A bright light in a dark moment
I'd suggest that it's best to have two vehicles arriving at least two hours ahead of time, if you plan to crew someone who is in the mid to back-of-the-pack at all the aid stations. Otherwise, just park yourself at Twin Lakes and plan to hang out all day to make for the best crewing experience.

For more first-hand impressions of what it was like to run/crew/pace at Leadville this year, just read other 2013 race reports as well as the comments section of the following links:

I encourage you to get the facts before you hand over money to Lifetime Fitness. As long as they have 1200 people wanting to enter the race, they have little incentive to change things. If running LV is important to your running goals, then please be prepared and help prepare your crew ahead of time for the logistical mess so they can plan accordingly.   

If like me, you get stuck in Winfield with a bottle of Ginger Ale for your runner, one way to keep it cool is to stick it in the river that runs along the road:
How's that for improvising? 
Then, look up and enjoy the Westerly view...

...keeping in mind that despite the hassle of getting yourself there, you have the opportunity to enjoy some beautiful scenic trails with hundreds of other folks. Be grateful for legs that work and let this be a kind of benediction for you before you take off with your runner up the steep climb to Hope Pass.

As for me, I think this may be my one and only Leadville pacing experience. I find the smaller mountain hundos much more to my liking. Glad I did it once, but I expect it to be my last.

On the homefront, I now have a preschooler and a 1st grader. He just lost his second tooth and she is wearing big girl underwear and keeping 'em dry. 
Life's a trip. I love these kiddos.

What's up next for me? I'll be pacing a friend over Mt. Princeton as he goes after the Nolan's 14 on Labor Day weekend.

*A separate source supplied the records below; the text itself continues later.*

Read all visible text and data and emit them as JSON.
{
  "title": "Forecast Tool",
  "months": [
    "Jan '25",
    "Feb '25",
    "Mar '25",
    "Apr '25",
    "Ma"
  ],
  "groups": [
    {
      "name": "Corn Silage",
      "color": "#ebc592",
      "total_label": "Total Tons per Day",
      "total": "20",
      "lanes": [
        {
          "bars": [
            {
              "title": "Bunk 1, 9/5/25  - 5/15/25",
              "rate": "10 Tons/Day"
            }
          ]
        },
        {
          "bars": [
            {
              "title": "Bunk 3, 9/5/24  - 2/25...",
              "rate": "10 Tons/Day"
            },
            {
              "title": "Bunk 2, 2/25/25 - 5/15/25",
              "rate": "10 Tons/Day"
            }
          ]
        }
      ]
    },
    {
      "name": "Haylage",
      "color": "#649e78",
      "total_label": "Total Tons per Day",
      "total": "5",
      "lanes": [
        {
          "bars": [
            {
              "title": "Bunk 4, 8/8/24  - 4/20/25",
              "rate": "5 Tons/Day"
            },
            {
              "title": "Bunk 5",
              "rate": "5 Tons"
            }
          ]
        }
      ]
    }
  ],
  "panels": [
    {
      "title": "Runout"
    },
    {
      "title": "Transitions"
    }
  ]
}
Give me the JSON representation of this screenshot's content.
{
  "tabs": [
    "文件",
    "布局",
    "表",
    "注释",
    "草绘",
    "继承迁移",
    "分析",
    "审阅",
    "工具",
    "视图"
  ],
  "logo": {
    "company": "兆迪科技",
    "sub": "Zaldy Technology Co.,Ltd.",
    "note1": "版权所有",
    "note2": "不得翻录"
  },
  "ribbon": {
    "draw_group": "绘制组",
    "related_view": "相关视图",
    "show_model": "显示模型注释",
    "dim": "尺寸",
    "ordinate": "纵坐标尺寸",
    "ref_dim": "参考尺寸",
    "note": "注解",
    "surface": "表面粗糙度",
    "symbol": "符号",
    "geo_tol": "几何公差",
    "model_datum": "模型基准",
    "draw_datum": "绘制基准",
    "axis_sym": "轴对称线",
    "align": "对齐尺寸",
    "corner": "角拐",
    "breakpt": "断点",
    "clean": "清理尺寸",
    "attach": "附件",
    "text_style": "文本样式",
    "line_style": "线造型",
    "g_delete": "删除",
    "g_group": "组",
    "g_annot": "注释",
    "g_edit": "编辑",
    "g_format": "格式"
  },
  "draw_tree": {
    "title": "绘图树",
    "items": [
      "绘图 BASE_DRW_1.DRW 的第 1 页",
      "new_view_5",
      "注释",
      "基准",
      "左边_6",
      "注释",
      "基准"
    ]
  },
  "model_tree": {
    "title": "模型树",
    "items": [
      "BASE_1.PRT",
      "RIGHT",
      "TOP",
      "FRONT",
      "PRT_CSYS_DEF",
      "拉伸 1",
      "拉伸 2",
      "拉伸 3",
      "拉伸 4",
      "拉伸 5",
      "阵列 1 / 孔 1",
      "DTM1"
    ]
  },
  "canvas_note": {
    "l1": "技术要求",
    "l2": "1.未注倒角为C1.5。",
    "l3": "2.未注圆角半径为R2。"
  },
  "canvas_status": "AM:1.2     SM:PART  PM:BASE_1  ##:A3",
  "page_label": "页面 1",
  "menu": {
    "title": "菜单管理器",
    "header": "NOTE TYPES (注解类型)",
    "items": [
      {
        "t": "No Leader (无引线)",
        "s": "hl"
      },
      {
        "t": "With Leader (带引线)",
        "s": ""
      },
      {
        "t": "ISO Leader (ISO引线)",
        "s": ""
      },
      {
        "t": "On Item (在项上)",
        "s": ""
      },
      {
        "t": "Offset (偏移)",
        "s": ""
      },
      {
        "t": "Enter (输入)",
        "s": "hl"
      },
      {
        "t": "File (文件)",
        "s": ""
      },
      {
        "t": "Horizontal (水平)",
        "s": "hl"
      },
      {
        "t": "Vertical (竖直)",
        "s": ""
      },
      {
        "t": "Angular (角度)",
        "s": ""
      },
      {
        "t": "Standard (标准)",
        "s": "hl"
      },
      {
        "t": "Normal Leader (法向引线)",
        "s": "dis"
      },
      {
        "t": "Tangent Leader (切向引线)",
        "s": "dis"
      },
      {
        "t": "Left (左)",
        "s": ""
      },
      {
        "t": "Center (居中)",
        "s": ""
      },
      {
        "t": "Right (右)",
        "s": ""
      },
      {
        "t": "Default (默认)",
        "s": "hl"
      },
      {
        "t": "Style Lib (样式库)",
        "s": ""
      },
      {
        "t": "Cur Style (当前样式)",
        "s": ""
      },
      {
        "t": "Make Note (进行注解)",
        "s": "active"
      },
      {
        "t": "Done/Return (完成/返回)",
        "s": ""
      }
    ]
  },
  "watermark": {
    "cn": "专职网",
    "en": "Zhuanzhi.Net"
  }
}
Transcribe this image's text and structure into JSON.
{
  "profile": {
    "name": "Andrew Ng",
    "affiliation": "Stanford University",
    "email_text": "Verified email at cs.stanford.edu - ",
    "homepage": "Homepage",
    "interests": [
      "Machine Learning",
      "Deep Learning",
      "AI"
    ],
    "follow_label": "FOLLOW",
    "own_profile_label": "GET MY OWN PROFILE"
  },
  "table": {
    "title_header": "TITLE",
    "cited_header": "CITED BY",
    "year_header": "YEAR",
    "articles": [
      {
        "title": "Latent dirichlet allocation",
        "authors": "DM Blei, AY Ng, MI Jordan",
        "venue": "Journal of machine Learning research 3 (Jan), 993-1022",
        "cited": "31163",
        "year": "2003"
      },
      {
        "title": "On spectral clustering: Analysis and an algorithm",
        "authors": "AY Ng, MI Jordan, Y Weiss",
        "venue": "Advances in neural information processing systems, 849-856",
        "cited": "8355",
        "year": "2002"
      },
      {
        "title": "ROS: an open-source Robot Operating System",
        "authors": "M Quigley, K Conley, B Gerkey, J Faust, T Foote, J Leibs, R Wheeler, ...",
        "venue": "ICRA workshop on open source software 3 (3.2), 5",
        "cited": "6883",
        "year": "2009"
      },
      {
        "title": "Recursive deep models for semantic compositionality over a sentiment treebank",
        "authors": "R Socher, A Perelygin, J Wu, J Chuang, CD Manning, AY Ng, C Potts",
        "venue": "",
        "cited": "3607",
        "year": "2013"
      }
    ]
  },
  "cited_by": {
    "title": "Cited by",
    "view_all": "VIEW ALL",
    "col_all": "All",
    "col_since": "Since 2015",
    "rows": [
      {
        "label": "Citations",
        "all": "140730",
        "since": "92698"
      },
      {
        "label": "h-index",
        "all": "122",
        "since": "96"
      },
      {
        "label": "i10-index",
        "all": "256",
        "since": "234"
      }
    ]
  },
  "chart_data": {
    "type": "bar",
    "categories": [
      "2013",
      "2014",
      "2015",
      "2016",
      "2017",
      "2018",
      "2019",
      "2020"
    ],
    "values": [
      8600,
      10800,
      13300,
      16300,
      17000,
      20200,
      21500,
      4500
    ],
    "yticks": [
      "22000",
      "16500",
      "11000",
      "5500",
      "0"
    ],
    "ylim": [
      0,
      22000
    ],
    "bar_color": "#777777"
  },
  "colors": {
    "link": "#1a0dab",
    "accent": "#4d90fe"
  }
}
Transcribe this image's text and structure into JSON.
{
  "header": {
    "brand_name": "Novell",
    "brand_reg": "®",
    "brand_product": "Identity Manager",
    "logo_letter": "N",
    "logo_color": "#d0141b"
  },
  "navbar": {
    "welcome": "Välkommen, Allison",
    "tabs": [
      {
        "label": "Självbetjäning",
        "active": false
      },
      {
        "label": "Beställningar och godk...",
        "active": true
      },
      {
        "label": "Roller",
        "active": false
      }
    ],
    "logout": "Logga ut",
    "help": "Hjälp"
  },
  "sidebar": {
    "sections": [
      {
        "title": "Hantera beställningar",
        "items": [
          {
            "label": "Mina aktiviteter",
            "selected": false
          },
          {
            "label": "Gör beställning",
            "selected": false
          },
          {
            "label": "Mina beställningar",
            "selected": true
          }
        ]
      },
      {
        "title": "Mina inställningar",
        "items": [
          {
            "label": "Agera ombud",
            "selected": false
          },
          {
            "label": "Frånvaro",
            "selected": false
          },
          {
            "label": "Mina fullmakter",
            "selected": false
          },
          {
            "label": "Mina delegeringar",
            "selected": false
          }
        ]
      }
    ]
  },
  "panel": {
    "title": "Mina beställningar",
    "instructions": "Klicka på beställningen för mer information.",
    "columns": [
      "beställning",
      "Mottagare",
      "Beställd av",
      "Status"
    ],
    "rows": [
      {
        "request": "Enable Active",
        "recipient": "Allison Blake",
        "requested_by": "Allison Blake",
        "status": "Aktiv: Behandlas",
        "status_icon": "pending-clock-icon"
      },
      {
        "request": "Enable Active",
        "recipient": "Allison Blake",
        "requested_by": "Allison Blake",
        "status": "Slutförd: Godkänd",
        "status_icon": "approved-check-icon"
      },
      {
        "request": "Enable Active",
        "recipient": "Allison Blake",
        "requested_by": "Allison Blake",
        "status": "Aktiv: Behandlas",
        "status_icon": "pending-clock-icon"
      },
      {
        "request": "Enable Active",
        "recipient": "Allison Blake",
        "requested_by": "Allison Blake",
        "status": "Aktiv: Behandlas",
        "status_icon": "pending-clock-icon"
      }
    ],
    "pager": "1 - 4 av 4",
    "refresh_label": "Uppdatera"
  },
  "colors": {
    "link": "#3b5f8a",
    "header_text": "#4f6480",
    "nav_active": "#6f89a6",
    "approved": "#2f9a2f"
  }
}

Wasatch is the following weekend. Looks like I'll be pacing a guy from DC in his first run there (after finishes at WS, Grindstone and two others). I expect it to soundly kick my arse, but it'll be good prep for The Bear. 

In musical news, Tired Pony has just released their second album...in the UK. We get it here in October. Here's the video of their first single. You're welcome.

Happy Trails,



  1. Thanks for giving us a glimpse of the race!

    And love the picture of the kiddos. Man they are getting so big!

    To your previous comment - ran the half marathon in May. Had stomach issues, so my time ended up being slower than I would have liked, but did it!

    You have a wonderful time of year to be unemployed, running and training. : )

    1. Cat, awesome job on your first half! I told you that you could do it.

      Now of course, you need to plan on doing full on 26.2. Remember, if you can walk/run, you can get it done!